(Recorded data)

———

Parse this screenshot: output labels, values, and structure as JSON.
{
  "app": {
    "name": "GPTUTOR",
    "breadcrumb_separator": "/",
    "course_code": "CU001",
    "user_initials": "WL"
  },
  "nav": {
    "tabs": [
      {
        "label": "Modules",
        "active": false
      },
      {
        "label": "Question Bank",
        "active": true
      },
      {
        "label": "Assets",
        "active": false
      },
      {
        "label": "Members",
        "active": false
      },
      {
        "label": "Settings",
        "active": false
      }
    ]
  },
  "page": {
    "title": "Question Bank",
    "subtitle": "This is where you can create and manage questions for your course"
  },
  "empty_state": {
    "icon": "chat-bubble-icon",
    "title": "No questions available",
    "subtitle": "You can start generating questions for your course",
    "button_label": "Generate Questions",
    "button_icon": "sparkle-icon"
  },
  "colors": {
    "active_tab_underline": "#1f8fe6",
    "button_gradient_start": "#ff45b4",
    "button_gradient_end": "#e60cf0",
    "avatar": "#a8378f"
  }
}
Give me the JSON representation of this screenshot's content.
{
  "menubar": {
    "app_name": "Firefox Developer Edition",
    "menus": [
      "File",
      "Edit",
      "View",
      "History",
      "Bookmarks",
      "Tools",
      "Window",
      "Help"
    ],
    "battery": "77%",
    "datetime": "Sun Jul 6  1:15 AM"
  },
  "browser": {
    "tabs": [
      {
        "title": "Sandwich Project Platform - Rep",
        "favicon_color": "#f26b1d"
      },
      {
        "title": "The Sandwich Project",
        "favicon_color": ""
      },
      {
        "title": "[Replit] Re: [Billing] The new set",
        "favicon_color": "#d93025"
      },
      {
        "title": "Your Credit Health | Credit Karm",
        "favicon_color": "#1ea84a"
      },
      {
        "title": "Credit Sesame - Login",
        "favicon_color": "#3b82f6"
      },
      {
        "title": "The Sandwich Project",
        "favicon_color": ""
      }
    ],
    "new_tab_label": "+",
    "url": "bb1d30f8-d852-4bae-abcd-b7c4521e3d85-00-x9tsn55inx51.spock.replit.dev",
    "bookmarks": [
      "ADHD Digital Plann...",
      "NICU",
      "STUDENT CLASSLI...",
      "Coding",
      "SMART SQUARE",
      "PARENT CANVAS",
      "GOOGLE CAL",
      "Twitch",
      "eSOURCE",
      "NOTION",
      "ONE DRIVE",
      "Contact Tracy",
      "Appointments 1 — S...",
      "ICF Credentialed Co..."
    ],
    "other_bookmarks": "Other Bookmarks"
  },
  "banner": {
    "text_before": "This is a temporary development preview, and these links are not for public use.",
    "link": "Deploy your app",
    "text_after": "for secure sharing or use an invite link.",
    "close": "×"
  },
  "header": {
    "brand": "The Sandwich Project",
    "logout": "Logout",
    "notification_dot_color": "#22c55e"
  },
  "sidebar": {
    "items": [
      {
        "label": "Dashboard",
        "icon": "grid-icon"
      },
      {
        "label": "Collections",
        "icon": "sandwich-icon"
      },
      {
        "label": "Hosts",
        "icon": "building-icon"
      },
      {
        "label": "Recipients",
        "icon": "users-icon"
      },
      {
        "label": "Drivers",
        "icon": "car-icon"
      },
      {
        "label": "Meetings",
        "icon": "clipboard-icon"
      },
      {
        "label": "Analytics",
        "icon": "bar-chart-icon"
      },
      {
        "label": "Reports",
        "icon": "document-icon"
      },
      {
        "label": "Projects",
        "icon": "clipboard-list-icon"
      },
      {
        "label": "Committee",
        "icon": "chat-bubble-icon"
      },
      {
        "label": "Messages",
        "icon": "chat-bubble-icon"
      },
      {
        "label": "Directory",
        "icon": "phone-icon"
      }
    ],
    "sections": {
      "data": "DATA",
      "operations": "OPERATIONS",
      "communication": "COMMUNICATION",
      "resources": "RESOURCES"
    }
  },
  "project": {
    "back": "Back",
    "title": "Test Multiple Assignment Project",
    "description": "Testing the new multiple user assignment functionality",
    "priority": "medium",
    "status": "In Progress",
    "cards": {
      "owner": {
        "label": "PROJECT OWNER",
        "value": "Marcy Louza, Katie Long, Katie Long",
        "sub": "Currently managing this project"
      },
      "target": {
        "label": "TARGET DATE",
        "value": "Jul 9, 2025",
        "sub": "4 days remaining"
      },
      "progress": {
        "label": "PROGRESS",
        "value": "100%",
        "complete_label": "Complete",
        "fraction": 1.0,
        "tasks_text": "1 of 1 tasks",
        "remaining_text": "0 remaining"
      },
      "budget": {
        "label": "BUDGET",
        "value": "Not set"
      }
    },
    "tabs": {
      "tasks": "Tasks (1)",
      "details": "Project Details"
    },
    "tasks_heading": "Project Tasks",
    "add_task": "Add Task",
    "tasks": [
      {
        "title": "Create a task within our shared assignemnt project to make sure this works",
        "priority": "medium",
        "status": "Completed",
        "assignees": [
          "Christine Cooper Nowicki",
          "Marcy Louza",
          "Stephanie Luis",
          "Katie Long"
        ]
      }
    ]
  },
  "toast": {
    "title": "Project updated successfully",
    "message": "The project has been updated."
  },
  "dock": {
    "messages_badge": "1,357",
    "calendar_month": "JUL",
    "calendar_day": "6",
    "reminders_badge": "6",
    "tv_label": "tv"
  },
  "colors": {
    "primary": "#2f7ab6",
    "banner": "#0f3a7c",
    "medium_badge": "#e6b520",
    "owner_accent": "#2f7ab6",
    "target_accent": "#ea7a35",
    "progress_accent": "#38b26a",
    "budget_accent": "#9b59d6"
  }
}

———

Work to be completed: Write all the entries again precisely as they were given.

Expected output:
Parse this screenshot: output labels, values, and structure as JSON.
{
  "app": {
    "name": "GPTUTOR",
    "breadcrumb_separator": "/",
    "course_code": "CU001",
    "user_initials": "WL"
  },
  "nav": {
    "tabs": [
      {
        "label": "Modules",
        "active": false
      },
      {
        "label": "Question Bank",
        "active": true
      },
      {
        "label": "Assets",
        "active": false
      },
      {
        "label": "Members",
        "active": false
      },
      {
        "label": "Settings",
        "active": false
      }
    ]
  },
  "page": {
    "title": "Question Bank",
    "subtitle": "This is where you can create and manage questions for your course"
  },
  "empty_state": {
    "icon": "chat-bubble-icon",
    "title": "No questions available",
    "subtitle": "You can start generating questions for your course",
    "button_label": "Generate Questions",
    "button_icon": "sparkle-icon"
  },
  "colors": {
    "active_tab_underline": "#1f8fe6",
    "button_gradient_start": "#ff45b4",
    "button_gradient_end": "#e60cf0",
    "avatar": "#a8378f"
  }
}
Give me the JSON representation of this screenshot's content.
{
  "menubar": {
    "app_name": "Firefox Developer Edition",
    "menus": [
      "File",
      "Edit",
      "View",
      "History",
      "Bookmarks",
      "Tools",
      "Window",
      "Help"
    ],
    "battery": "77%",
    "datetime": "Sun Jul 6  1:15 AM"
  },
  "browser": {
    "tabs": [
      {
        "title": "Sandwich Project Platform - Rep",
        "favicon_color": "#f26b1d"
      },
      {
        "title": "The Sandwich Project",
        "favicon_color": ""
      },
      {
        "title": "[Replit] Re: [Billing] The new set",
        "favicon_color": "#d93025"
      },
      {
        "title": "Your Credit Health | Credit Karm",
        "favicon_color": "#1ea84a"
      },
      {
        "title": "Credit Sesame - Login",
        "favicon_color": "#3b82f6"
      },
      {
        "title": "The Sandwich Project",
        "favicon_color": ""
      }
    ],
    "new_tab_label": "+",
    "url": "bb1d30f8-d852-4bae-abcd-b7c4521e3d85-00-x9tsn55inx51.spock.replit.dev",
    "bookmarks": [
      "ADHD Digital Plann...",
      "NICU",
      "STUDENT CLASSLI...",
      "Coding",
      "SMART SQUARE",
      "PARENT CANVAS",
      "GOOGLE CAL",
      "Twitch",
      "eSOURCE",
      "NOTION",
      "ONE DRIVE",
      "Contact Tracy",
      "Appointments 1 — S...",
      "ICF Credentialed Co..."
    ],
    "other_bookmarks": "Other Bookmarks"
  },
  "banner": {
    "text_before": "This is a temporary development preview, and these links are not for public use.",
    "link": "Deploy your app",
    "text_after": "for secure sharing or use an invite link.",
    "close": "×"
  },
  "header": {
    "brand": "The Sandwich Project",
    "logout": "Logout",
    "notification_dot_color": "#22c55e"
  },
  "sidebar": {
    "items": [
      {
        "label": "Dashboard",
        "icon": "grid-icon"
      },
      {
        "label": "Collections",
        "icon": "sandwich-icon"
      },
      {
        "label": "Hosts",
        "icon": "building-icon"
      },
      {
        "label": "Recipients",
        "icon": "users-icon"
      },
      {
        "label": "Drivers",
        "icon": "car-icon"
      },
      {
        "label": "Meetings",
        "icon": "clipboard-icon"
      },
      {
        "label": "Analytics",
        "icon": "bar-chart-icon"
      },
      {
        "label": "Reports",
        "icon": "document-icon"
      },
      {
        "label": "Projects",
        "icon": "clipboard-list-icon"
      },
      {
        "label": "Committee",
        "icon": "chat-bubble-icon"
      },
      {
        "label": "Messages",
        "icon": "chat-bubble-icon"
      },
      {
        "label": "Directory",
        "icon": "phone-icon"
      }
    ],
    "sections": {
      "data": "DATA",
      "operations": "OPERATIONS",
      "communication": "COMMUNICATION",
      "resources": "RESOURCES"
    }
  },
  "project": {
    "back": "Back",
    "title": "Test Multiple Assignment Project",
    "description": "Testing the new multiple user assignment functionality",
    "priority": "medium",
    "status": "In Progress",
    "cards": {
      "owner": {
        "label": "PROJECT OWNER",
        "value": "Marcy Louza, Katie Long, Katie Long",
        "sub": "Currently managing this project"
      },
      "target": {
        "label": "TARGET DATE",
        "value": "Jul 9, 2025",
        "sub": "4 days remaining"
      },
      "progress": {
        "label": "PROGRESS",
        "value": "100%",
        "complete_label": "Complete",
        "fraction": 1.0,
        "tasks_text": "1 of 1 tasks",
        "remaining_text": "0 remaining"
      },
      "budget": {
        "label": "BUDGET",
        "value": "Not set"
      }
    },
    "tabs": {
      "tasks": "Tasks (1)",
      "details": "Project Details"
    },
    "tasks_heading": "Project Tasks",
    "add_task": "Add Task",
    "tasks": [
      {
        "title": "Create a task within our shared assignemnt project to make sure this works",
        "priority": "medium",
        "status": "Completed",
        "assignees": [
          "Christine Cooper Nowicki",
          "Marcy Louza",
          "Stephanie Luis",
          "Katie Long"
        ]
      }
    ]
  },
  "toast": {
    "title": "Project updated successfully",
    "message": "The project has been updated."
  },
  "dock": {
    "messages_badge": "1,357",
    "calendar_month": "JUL",
    "calendar_day": "6",
    "reminders_badge": "6",
    "tv_label": "tv"
  },
  "colors": {
    "primary": "#2f7ab6",
    "banner": "#0f3a7c",
    "medium_badge": "#e6b520",
    "owner_accent": "#2f7ab6",
    "target_accent": "#ea7a35",
    "progress_accent": "#38b26a",
    "budget_accent": "#9b59d6"
  }
}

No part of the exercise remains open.